**PROBLEM DESCRIPTION**
Check each line below for "units" and report how many have it, nothing else.

**DATASET ENTRIES**
"""
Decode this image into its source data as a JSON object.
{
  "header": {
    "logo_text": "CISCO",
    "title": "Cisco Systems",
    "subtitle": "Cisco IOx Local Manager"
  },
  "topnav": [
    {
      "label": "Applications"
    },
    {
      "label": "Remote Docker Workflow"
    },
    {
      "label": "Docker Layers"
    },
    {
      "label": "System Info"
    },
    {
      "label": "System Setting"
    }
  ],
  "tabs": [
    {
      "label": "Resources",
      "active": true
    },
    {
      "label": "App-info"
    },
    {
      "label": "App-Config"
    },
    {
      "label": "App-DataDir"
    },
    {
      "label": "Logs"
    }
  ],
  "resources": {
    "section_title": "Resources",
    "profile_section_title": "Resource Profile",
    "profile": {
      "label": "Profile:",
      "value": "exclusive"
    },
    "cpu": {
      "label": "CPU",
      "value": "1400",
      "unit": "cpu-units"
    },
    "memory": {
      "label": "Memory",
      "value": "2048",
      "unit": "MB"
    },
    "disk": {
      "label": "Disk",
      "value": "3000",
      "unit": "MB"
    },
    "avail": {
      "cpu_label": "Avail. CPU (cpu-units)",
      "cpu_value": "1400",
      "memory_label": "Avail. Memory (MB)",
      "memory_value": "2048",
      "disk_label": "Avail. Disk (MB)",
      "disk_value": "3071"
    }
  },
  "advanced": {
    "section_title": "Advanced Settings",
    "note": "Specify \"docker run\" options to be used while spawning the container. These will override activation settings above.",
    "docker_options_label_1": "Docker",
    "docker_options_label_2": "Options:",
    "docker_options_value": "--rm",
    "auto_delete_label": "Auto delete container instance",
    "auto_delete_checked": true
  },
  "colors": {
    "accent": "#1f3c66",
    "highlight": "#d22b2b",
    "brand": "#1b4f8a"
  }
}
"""
**SOLUTION FOR THIS EXERCISE**
2